But do you want to know what might work? Going inside that Planned Parenthood clinic and listening. It is easy to espouse your views on something as controversial as abortion, but in the end, the whole debate comes down to an undeniably personal and ultimately pivotal moment and decision in a person’s life. This decision is one that I will never fully understand because I will never have to make it for myself. But that does not mean than I, or all of us for that matter, should not try our hardest to actually understand abortion and everything it brings with it. Nelson Mandela once said “Education is the most powerful weapon you can use to change the world.” So, if we are serious about creating a true culture of life, and thereby changing the world, we must educate ourselves. And by educating ourselves we can come to understand and empathize with all those who struggle with the issue of abortion.

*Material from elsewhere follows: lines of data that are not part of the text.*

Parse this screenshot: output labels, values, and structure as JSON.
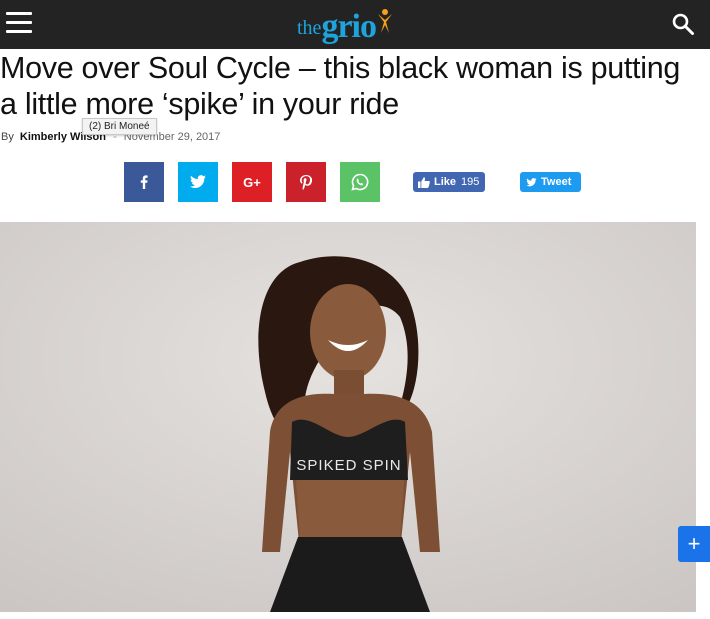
{
  "header": {
    "logo_the": "the",
    "logo_grio": "grio",
    "menu_icon": "hamburger-menu-icon",
    "search_icon": "search-icon",
    "background_color": "#232323",
    "logo_color": "#1ea3dd",
    "logo_accent_color": "#f7a21b"
  },
  "article": {
    "title": "Move over Soul Cycle – this black woman is putting a little more ‘spike’ in your ride",
    "by_label": "By",
    "author": "Kimberly Wilson",
    "separator": "-",
    "date": "November 29, 2017",
    "tooltip": "(2) Bri Moneé"
  },
  "share": {
    "buttons": [
      {
        "name": "facebook",
        "icon": "facebook-icon",
        "color": "#3b5998"
      },
      {
        "name": "twitter",
        "icon": "twitter-icon",
        "color": "#00aced"
      },
      {
        "name": "google-plus",
        "icon": "google-plus-icon",
        "color": "#dd1f26"
      },
      {
        "name": "pinterest",
        "icon": "pinterest-icon",
        "color": "#ca212a"
      },
      {
        "name": "whatsapp",
        "icon": "whatsapp-icon",
        "color": "#5bc266"
      }
    ],
    "like_label": "Like",
    "like_count": "195",
    "tweet_label": "Tweet",
    "google_glyph": "G+"
  },
  "image": {
    "shirt_text": "SPIKED SPIN"
  },
  "floating": {
    "plus_label": "+",
    "color": "#1a73e8"
  }
}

So instead of treating sex as a taboo topic, we ought to discuss it openly and without shame. Granted, we must be careful that in this open dialogue we treat the topic with the respect and reverence it deserves. But we should not shy away from talking about our bodies and what brings them pleasure. Nor should we treat reproductive health any differently than any other type of healthcare. Most importantly, though, in the course of this discussion, we cannot lose sight of what we’re really talking about.
Life is all we have, and we owe it to ourselves to protect life in all its forms. We should protect the unborn, the impoverished, the sick and elderly, and all those who cannot effectively protect their own lives and well-beings. We should be wise and compassionate in doing so and not lose sight of the ultimate goal of a culture of life. So every one of us needs to stop hiding behind inflammatory rhetoric and ineffective and compassionless tactics and focus on the life around us and within us. Don’t let the discussion end with sex and abortion. Life is everywhere and therefore life needs protecting everywhere. Abortion is not the only issue separating us from a true culture of life. As long as people suffer and die of hunger and thirst, sit on death row helplessly awaiting execution, and live without the security of vital health services, we are nowhere near a culture of life. But through tireless work and the resolve of the collective human spirit, we can gradually work our way to a world in which life in all its forms is respected and revered. As with all things in life, though, the long and arduous road to this immensely challenging end begins with one simple act: talking about it.